Standard error (se)Standard error is a kind of tolerance around the sample mean, and in many ways the most important concept in statistics. It is related to, but not the same as, standard deviation. Essentially, if you could take infinitely many samples of a particular size from a population, the means of the samples would themselves form a population. The standard error is the standard deviation of this population of sample means. More formally this is called the standard error of the mean. By the same token, there are standard errors or any estimated parameter, eg. the standard error of the intercept and standard error of the gradient.
SubjectThis is used in statistics to mean an individual (rather than its more usual meaning of a topic). It need not be a person  it depends on the discipline; an animal possibly.
t statisticThe statistic produced by the paired t test and the two sample t test.

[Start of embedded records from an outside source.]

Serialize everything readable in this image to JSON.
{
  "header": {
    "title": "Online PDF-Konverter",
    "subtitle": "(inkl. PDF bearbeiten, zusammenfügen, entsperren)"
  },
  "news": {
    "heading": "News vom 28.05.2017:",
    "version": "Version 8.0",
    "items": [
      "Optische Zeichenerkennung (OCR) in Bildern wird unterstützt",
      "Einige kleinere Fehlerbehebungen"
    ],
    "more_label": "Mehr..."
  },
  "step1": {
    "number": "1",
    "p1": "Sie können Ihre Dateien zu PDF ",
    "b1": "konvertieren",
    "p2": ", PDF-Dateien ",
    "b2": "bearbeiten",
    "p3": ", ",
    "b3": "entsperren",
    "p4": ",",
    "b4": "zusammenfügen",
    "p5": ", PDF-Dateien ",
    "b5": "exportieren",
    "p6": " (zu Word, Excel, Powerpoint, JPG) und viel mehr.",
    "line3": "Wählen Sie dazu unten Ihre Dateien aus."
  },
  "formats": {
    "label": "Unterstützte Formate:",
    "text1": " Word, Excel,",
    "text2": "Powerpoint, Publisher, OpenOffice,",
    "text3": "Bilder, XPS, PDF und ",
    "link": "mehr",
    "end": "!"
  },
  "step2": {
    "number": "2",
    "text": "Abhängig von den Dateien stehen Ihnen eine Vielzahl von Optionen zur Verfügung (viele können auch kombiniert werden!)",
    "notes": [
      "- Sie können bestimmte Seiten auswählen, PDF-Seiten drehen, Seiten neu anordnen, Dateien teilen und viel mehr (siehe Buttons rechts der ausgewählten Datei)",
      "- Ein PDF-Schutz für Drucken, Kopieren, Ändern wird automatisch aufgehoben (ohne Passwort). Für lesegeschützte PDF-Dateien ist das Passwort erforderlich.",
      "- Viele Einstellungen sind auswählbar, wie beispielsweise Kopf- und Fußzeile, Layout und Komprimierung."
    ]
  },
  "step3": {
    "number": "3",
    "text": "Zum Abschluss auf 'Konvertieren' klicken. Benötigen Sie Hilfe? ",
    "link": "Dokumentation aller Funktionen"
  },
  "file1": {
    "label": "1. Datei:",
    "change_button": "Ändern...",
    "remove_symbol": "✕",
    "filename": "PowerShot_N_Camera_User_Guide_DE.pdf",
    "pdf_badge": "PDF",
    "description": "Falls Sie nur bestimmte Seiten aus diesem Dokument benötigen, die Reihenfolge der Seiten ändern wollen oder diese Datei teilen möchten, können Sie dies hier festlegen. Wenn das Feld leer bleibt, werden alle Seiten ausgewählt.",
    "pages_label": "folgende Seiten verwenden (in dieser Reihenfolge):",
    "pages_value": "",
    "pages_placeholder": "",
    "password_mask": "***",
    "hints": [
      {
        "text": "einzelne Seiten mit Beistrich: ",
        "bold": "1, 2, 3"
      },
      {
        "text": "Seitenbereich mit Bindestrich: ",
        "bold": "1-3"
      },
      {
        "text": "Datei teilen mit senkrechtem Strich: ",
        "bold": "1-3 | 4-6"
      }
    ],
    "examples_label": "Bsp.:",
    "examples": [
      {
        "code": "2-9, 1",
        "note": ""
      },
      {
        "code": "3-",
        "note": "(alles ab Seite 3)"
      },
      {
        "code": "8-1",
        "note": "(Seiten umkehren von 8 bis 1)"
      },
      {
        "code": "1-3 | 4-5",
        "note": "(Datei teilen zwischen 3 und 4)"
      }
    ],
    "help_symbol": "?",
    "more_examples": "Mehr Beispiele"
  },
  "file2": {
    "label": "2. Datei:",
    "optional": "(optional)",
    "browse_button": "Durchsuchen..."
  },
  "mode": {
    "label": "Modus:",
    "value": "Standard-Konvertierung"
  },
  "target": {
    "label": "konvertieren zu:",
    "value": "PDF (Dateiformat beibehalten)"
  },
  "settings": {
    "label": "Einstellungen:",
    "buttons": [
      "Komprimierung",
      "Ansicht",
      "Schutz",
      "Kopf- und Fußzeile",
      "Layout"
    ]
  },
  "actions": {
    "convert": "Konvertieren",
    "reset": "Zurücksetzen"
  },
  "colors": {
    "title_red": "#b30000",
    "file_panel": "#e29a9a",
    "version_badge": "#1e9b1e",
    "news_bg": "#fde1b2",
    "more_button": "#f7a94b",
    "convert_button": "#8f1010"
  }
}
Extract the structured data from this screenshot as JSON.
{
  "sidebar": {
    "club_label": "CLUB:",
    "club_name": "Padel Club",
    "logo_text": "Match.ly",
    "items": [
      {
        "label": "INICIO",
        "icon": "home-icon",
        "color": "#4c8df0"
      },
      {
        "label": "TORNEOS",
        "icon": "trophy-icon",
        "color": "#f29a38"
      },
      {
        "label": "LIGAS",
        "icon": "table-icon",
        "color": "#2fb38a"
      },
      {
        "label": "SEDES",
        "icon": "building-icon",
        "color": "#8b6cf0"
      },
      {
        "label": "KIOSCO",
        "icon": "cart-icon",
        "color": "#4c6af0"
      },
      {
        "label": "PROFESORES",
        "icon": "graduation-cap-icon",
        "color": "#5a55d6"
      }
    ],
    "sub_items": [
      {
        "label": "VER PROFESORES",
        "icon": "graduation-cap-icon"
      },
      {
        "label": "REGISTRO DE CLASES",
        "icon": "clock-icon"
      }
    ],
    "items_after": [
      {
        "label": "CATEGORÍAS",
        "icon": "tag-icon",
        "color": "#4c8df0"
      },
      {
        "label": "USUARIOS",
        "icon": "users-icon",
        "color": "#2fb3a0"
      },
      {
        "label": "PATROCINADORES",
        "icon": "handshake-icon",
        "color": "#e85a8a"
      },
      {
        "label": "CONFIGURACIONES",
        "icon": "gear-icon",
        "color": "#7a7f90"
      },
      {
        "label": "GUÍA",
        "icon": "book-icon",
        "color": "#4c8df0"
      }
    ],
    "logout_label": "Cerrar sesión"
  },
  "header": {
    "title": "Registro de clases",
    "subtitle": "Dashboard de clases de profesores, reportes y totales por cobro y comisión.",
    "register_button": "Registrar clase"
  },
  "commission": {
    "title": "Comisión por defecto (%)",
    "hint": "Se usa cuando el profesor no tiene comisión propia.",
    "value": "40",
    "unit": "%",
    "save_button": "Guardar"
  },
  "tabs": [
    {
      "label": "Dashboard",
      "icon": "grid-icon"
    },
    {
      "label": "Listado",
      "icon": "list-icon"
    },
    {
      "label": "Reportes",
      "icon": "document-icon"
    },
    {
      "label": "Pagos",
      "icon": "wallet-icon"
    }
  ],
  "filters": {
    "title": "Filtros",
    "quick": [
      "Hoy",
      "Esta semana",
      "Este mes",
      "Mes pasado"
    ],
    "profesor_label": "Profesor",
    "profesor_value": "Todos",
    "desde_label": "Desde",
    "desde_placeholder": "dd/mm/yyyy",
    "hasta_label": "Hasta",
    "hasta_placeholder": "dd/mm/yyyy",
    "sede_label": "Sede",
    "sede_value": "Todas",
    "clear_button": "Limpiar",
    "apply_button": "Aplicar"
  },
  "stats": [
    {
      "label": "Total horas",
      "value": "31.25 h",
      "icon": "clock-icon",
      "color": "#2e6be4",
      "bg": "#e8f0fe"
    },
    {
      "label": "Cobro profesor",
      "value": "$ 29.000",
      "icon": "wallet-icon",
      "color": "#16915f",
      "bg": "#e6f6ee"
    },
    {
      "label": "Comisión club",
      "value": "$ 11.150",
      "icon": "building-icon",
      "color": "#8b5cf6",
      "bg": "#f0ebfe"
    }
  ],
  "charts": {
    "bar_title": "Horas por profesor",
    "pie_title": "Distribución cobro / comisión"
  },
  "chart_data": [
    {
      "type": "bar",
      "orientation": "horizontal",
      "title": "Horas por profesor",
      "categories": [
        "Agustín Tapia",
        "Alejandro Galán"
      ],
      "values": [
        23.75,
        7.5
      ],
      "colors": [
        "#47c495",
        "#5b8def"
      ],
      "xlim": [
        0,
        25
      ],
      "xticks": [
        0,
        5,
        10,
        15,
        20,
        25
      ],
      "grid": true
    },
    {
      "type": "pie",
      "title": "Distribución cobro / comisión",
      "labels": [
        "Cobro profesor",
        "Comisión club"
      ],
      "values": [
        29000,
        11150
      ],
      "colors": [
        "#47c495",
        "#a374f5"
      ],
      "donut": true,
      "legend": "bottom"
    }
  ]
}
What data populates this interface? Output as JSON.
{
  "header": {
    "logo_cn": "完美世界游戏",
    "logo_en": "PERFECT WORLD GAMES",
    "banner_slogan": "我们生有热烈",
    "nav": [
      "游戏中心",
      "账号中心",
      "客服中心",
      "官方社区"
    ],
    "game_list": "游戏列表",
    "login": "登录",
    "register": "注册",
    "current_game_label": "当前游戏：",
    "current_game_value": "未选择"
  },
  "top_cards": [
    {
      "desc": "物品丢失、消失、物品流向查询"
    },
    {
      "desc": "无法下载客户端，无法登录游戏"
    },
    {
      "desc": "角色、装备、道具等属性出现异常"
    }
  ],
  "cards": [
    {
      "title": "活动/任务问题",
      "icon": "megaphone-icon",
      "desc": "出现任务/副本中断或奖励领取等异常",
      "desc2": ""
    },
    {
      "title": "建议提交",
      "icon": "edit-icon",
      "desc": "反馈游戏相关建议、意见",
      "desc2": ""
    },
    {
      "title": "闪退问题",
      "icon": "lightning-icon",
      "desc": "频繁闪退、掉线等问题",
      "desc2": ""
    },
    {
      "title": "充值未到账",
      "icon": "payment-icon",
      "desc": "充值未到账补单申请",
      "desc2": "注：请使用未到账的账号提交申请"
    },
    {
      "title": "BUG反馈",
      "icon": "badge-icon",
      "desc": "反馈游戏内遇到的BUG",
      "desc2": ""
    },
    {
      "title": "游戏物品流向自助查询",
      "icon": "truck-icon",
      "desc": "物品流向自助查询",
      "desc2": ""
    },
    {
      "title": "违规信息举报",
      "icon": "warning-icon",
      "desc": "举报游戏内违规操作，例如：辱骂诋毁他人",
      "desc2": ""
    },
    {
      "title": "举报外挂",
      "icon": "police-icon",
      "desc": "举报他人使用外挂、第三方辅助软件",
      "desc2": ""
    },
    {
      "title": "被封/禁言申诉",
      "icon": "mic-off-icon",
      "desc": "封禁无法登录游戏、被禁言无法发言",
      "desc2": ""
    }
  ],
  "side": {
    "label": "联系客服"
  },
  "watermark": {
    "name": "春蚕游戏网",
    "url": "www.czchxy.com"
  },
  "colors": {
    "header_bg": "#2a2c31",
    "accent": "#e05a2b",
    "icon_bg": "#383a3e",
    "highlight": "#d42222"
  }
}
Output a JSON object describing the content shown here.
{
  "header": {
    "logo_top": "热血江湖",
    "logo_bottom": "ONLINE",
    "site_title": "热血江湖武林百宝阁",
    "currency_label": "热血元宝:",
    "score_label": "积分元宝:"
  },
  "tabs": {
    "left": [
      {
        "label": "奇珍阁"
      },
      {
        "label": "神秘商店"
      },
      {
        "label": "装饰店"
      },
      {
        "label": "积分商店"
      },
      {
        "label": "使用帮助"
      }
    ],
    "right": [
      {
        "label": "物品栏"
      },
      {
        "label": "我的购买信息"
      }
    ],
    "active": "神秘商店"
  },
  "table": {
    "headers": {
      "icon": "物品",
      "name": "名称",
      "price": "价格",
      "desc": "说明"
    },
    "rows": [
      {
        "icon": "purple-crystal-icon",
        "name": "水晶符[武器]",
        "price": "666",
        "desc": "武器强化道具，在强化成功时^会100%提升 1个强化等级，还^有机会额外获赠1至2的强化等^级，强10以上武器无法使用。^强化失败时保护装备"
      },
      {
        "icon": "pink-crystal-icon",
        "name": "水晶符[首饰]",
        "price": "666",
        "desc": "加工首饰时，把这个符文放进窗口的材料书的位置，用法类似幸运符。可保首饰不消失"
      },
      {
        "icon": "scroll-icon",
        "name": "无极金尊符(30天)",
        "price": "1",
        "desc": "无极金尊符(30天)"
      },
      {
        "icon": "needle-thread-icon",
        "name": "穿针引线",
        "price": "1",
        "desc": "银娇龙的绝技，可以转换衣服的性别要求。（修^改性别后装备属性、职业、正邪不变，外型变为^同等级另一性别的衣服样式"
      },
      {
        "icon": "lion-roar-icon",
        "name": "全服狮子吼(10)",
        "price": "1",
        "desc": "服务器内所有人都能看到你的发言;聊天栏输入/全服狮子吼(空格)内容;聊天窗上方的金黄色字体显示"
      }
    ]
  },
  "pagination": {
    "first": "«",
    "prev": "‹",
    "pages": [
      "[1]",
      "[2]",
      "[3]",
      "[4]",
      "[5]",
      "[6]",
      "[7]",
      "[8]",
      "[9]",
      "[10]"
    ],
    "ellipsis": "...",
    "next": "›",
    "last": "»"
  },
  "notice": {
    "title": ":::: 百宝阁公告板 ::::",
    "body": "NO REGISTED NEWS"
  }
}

Test statisticA numeric summary value used to determine significance under the decision rule.
Two sample t testThis test is used to compare the means between two separate samples of individuals. It assumes the data are normally distributed.
Twoway analysis of varianceA generalisation of oneway analysis of variance which includes levels of a second factor. This approach also allows for interactions between the factors to be modelled and tested.
Type I errorFalse positive  wrongly concluding that there is a significant difference. See also Multiple testing (multiplicity).
Type II errorFalse negative  failing to find a significant difference when it exists.
UnblindedA trial in which the investigator knows which patients receive which treatments and each patient is aware of their own particular treatment. See also Blind study.
Uniform distributionThe distribution where everything is equally likely. See also Distribution.
VariableA measurement which can vary. For instance, height is a measurement which varies from person to person, as opposed to pi which does not vary from circle to circle; that is a constant.
VarianceA summary value indicating the amount of variation within the data. See also Standard deviation.
Welch's approximationA modified test statistic used in a two sample t test scenario when the variances of the two groups are unequal.
Wilcoxon testThis is the nonparametric equivalent of the paired t test. It ranks the raw data into ascending order, then compares the total of the ranks in each group against Wilcoxon tables.
WilksShapiro testA test used to determine whether a sample of data could have come from a normally distributed population.
X axisBy convention this is the horizontal axis on a graph.
Y axisBy convention this is the vertical axis on a graph.